(MATERIAL FOR THIS TASK):
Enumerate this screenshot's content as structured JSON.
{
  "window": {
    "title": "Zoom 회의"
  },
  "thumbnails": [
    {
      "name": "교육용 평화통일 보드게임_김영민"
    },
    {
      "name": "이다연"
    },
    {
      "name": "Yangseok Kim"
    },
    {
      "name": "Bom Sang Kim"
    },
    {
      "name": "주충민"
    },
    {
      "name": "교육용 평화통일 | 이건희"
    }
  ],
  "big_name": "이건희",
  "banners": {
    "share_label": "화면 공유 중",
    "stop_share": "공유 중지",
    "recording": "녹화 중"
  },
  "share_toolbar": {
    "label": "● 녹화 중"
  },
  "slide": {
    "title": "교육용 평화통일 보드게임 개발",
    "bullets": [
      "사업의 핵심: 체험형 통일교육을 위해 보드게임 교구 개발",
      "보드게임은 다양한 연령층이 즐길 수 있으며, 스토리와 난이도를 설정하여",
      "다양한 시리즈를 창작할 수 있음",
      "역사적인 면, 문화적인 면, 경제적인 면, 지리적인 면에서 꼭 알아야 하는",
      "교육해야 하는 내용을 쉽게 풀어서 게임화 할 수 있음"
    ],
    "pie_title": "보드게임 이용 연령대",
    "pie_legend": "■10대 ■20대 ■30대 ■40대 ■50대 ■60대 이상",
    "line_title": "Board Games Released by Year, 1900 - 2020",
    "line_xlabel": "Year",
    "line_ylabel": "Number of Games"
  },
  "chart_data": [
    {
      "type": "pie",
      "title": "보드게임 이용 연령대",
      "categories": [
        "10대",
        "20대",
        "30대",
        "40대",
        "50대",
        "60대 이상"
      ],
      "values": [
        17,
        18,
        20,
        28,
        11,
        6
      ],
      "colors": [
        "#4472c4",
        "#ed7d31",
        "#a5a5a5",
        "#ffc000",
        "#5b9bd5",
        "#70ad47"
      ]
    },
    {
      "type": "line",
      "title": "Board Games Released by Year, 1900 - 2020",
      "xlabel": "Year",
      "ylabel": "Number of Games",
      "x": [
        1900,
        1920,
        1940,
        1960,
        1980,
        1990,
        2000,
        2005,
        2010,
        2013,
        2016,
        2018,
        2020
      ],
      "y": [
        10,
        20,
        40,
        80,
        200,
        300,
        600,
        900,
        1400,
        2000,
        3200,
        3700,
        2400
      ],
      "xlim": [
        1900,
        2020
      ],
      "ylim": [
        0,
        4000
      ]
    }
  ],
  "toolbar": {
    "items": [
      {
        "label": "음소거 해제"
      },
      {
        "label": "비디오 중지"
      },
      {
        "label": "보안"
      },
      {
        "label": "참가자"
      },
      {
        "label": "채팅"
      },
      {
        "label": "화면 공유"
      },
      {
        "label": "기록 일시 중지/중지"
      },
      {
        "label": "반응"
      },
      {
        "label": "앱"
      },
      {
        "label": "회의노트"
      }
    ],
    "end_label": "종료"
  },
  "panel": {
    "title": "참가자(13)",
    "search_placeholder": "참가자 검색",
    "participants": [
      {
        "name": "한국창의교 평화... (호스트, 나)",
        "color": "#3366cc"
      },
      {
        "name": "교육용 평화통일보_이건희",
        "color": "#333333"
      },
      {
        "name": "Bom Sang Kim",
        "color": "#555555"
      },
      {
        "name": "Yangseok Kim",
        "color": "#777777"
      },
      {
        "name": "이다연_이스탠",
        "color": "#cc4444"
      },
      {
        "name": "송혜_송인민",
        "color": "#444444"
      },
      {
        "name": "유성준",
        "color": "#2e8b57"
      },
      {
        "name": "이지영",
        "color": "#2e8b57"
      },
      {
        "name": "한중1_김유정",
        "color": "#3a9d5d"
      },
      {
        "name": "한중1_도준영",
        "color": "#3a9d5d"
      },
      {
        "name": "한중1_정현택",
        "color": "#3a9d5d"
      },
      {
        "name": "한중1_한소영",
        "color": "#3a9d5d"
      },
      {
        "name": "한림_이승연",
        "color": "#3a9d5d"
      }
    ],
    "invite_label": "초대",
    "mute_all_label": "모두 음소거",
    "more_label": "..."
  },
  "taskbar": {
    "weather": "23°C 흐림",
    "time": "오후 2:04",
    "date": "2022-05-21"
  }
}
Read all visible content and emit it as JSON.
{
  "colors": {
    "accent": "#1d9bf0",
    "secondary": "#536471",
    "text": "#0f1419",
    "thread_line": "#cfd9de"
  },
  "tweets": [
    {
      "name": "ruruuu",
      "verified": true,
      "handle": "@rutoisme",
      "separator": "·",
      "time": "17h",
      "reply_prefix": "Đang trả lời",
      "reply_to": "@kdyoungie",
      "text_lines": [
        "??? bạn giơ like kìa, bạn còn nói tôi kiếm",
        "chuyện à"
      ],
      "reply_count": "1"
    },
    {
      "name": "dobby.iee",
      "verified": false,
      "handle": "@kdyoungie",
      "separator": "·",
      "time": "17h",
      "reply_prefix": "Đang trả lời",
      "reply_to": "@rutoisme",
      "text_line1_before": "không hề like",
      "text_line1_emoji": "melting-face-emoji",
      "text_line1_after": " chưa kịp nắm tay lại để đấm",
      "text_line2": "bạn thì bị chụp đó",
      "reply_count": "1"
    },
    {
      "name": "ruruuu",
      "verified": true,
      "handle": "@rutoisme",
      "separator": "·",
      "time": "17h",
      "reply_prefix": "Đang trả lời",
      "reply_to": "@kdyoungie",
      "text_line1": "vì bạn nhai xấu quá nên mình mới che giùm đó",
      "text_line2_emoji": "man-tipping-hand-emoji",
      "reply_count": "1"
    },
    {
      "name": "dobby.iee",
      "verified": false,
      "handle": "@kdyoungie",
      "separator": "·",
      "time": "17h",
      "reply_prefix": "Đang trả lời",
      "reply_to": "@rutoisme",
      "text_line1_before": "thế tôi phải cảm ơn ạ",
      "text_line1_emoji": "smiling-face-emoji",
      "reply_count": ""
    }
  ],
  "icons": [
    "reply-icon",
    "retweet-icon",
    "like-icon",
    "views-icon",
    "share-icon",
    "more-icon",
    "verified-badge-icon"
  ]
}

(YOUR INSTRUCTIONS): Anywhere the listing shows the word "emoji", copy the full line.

(TASK SOLUTION):
      "text_line1_emoji": "melting-face-emoji",
      "text_line2_emoji": "man-tipping-hand-emoji",
      "text_line1_emoji": "smiling-face-emoji",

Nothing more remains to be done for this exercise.